Commission welcomes Council final adoption of new rules on single-use plastics to reduce marine plastic litter

The Council of the EU today adopted the ambitious measures proposed by the Commission to tackle marine litter coming from the 10 single-use plastic products most often found on European beaches, as well as abandoned fishing gear and oxo-degradable plastics.

The rules on Single-Use Plastics items and fishing gear envisage different measures to apply to different product and place the EU at the forefront of the global fight against marine litter. Where alternatives are easily available and affordable, single-use plastic products will be banned from the market, such as cutlery, plates and straws. For other products, the focus is on limiting their use through a national reduction in consumption; on design and labelling requirements; and waste management/clean-up obligations for producers.

The new rules will introduce:

  • A ban on selected single-use products made of plastic for which alternatives exist on the market: cotton bud sticks, cutlery, plates, straws, stirrers, sticks for balloons, as well as cups, food and beverage containers made of expanded polystyrene and on all products made of oxo-degradable plastic.
  • Measures to reduce consumption of food containers and beverage cups made of plastic and specific marking and labelling of certain products.
  • Extended Producer Responsibility schemes covering the cost to clean-up litter, applied to products such as tobacco filters and fishing gear.
  • A 90% separate collection target for plastic bottles by 2029 (77% by 2025) and the introduction of design requirements to connect caps to bottles, as well as target to incorporate 25% of recycled plastic in PET bottles as from 2025 and 30% in all plastic bottles as from 2030.

  • Effects in the future
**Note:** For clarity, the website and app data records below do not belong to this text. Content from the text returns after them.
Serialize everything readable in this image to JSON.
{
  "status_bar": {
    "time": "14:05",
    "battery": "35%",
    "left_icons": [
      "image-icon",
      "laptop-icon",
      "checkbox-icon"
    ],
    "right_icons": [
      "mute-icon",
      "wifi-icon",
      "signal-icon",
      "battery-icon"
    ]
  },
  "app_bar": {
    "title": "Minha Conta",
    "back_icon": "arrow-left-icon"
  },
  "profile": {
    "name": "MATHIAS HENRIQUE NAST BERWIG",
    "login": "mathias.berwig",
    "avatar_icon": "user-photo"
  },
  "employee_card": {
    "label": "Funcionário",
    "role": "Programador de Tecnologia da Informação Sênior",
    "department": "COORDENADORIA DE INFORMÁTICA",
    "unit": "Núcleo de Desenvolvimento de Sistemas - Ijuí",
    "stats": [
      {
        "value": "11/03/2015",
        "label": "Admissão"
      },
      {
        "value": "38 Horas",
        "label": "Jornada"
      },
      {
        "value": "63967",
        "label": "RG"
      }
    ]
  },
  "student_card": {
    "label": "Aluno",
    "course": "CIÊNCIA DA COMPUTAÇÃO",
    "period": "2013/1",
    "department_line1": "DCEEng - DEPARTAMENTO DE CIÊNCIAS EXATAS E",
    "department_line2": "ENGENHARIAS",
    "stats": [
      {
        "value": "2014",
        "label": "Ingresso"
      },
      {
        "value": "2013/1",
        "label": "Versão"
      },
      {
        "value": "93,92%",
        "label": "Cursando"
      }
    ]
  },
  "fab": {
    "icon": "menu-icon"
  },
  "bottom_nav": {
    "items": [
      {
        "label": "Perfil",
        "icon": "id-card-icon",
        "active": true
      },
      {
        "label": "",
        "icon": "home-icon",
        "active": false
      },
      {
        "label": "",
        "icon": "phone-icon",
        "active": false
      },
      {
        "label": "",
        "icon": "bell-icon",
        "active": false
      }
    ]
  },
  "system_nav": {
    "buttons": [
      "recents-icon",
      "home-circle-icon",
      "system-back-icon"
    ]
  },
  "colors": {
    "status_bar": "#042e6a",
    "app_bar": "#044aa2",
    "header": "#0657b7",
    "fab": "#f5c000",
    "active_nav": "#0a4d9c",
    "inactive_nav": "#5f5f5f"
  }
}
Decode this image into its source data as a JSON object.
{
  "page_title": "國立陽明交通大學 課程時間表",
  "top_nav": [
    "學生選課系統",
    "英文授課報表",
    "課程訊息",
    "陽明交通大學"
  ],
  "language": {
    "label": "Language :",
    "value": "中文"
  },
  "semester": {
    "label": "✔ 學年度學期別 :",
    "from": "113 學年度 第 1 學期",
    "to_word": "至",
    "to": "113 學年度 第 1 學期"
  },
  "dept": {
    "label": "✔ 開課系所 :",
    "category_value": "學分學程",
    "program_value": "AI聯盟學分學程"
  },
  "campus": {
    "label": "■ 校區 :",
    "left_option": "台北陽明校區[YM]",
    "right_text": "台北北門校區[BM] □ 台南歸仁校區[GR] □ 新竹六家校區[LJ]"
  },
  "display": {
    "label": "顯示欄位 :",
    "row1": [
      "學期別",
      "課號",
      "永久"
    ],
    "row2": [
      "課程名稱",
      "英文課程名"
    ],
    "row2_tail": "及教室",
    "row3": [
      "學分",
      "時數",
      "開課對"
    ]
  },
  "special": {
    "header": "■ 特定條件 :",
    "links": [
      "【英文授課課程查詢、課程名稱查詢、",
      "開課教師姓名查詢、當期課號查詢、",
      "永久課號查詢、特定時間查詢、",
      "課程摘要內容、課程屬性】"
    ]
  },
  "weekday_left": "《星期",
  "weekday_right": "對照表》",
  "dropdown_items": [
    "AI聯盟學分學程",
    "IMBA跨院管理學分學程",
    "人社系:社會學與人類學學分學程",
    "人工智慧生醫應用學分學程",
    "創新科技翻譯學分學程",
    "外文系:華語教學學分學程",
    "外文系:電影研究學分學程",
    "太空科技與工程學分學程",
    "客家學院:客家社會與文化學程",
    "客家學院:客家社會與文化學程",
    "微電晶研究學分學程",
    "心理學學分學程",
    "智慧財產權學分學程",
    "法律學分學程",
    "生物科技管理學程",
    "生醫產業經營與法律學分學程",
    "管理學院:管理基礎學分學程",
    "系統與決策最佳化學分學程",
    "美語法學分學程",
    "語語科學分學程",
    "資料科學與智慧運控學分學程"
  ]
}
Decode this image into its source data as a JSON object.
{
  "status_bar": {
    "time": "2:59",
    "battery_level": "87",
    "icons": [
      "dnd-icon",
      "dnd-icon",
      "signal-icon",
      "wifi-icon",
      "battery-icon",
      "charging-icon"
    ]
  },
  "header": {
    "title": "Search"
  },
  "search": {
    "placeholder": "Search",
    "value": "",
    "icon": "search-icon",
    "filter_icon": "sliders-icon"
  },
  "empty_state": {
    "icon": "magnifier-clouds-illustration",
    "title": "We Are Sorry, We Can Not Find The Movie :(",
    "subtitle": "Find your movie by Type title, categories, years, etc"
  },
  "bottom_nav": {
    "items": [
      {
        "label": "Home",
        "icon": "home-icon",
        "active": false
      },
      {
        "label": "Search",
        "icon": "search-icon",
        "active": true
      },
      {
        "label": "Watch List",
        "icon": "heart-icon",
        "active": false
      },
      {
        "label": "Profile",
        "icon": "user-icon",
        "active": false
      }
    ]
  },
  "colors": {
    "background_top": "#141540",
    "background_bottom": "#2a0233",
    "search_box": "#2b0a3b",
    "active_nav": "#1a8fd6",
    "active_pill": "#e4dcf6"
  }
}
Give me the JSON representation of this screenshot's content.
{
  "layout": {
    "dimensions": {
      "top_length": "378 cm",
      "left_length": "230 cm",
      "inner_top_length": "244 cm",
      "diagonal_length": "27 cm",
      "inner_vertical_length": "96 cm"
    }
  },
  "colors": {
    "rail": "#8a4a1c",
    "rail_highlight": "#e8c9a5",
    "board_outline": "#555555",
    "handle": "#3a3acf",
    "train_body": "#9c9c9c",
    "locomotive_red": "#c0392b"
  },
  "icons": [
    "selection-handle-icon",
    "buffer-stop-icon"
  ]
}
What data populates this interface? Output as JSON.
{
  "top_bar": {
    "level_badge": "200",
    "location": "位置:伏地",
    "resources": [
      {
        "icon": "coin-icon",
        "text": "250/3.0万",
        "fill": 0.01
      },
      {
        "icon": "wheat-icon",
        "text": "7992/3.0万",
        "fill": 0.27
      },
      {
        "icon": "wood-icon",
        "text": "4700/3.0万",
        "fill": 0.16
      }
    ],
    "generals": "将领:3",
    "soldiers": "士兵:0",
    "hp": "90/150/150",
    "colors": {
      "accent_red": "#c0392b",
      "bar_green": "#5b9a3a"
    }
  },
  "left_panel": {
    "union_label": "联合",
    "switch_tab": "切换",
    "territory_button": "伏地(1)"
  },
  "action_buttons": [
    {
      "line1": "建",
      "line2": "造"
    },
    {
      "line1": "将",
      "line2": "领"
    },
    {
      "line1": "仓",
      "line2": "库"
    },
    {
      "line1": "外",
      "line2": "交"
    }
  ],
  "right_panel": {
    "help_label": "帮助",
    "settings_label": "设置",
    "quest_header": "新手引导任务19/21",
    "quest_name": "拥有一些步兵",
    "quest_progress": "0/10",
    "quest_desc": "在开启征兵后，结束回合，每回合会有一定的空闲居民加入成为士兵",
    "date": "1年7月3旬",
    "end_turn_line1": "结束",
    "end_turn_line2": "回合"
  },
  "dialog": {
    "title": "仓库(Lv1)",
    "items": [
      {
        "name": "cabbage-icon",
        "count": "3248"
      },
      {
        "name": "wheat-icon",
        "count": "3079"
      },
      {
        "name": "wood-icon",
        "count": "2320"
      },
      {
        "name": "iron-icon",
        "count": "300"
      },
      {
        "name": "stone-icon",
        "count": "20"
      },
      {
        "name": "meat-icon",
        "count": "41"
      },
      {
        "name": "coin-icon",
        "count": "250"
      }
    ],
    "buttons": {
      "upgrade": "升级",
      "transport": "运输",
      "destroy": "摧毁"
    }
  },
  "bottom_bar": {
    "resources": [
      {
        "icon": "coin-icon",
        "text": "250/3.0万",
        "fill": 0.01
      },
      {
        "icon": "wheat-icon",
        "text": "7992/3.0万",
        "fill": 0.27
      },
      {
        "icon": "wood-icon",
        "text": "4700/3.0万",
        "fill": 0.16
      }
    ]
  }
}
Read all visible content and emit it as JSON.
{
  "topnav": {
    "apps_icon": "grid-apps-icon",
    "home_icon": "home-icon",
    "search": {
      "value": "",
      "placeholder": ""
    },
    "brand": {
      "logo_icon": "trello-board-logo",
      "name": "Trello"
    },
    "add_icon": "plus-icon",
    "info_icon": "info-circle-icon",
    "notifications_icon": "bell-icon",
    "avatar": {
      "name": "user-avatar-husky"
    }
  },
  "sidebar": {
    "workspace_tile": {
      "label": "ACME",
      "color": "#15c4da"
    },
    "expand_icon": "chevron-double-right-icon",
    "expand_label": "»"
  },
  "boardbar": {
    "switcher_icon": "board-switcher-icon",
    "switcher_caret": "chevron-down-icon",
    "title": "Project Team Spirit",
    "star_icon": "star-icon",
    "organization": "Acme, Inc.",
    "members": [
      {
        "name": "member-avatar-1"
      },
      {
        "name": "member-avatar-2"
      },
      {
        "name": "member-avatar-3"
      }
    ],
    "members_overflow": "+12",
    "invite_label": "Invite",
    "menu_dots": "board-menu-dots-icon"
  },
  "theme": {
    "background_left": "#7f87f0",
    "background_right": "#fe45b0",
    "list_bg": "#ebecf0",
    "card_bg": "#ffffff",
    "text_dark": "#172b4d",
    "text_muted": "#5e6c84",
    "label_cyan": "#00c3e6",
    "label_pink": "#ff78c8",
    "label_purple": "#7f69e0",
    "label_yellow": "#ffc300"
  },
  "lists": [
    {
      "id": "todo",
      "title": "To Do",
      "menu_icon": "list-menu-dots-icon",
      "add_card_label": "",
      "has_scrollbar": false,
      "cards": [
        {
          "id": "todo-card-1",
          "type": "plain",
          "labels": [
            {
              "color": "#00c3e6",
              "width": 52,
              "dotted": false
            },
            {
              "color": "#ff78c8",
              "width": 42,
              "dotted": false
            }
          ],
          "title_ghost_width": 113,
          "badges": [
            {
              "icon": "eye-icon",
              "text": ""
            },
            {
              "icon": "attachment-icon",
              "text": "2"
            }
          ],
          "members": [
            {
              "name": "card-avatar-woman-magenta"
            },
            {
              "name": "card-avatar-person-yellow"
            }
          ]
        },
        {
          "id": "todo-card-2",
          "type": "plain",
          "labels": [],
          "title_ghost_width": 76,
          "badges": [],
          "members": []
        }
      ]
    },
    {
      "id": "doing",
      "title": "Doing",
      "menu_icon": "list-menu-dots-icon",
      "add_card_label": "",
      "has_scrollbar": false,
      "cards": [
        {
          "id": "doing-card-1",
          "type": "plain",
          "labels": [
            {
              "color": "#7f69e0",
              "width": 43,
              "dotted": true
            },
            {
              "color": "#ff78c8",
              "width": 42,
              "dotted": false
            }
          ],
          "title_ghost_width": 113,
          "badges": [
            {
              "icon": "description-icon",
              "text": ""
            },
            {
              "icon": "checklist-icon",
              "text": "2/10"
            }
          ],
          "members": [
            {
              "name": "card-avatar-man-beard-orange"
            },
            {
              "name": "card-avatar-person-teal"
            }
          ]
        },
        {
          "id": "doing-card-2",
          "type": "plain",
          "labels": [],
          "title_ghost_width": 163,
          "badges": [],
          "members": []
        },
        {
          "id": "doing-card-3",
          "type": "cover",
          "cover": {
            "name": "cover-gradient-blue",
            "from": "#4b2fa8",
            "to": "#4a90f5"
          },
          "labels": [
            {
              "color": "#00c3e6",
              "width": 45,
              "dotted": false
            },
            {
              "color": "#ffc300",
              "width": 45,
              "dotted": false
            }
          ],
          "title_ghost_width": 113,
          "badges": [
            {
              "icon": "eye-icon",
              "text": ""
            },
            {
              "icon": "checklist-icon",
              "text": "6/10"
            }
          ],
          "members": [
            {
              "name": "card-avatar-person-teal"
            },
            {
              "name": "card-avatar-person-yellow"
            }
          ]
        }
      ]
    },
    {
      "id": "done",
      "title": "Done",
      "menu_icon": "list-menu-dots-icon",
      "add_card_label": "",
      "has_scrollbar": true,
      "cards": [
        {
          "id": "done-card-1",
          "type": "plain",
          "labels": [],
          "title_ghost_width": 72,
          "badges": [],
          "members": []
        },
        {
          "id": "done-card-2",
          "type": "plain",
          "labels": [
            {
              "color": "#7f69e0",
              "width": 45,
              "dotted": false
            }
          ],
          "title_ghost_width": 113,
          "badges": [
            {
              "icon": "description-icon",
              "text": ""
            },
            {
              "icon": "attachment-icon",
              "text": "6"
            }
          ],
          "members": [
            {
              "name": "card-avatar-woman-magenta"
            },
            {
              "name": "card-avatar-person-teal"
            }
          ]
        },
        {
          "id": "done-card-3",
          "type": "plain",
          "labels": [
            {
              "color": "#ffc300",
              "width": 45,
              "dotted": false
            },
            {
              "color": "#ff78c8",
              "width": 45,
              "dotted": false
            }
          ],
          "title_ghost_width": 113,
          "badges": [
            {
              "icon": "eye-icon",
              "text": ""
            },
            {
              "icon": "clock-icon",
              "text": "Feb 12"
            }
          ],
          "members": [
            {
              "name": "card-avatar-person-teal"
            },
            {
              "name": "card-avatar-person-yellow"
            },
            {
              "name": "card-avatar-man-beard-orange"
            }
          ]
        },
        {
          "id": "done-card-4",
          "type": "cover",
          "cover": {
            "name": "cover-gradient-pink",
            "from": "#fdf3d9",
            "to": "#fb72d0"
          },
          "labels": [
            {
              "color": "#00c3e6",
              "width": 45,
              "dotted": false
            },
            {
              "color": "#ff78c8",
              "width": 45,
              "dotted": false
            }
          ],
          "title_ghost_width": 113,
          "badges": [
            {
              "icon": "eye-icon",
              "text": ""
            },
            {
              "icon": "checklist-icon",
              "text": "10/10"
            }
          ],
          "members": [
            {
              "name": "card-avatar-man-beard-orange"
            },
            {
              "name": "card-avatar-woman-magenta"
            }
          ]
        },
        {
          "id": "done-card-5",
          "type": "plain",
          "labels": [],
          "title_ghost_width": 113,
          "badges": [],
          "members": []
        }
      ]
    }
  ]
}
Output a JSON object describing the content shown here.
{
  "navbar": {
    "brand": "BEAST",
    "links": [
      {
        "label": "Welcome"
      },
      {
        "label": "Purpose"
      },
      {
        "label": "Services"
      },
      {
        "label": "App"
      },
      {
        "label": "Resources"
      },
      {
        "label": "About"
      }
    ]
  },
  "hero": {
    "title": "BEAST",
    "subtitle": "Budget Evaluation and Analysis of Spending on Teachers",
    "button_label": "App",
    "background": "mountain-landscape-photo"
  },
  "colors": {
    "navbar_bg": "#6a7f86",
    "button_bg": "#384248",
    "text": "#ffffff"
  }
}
    The Directive follows a similar approach to the successful 2015 Plastic Bags Directive, which brought about a rapid shift in consumer behavior. When implemented the new measures will bring about both environmental and economic benefits. They will avoid the emission of 3.4 MMT of CO2 and environmental damages which would cost the equivalent of €22 billion by 2030. Also, costumers will save €6.5 billion.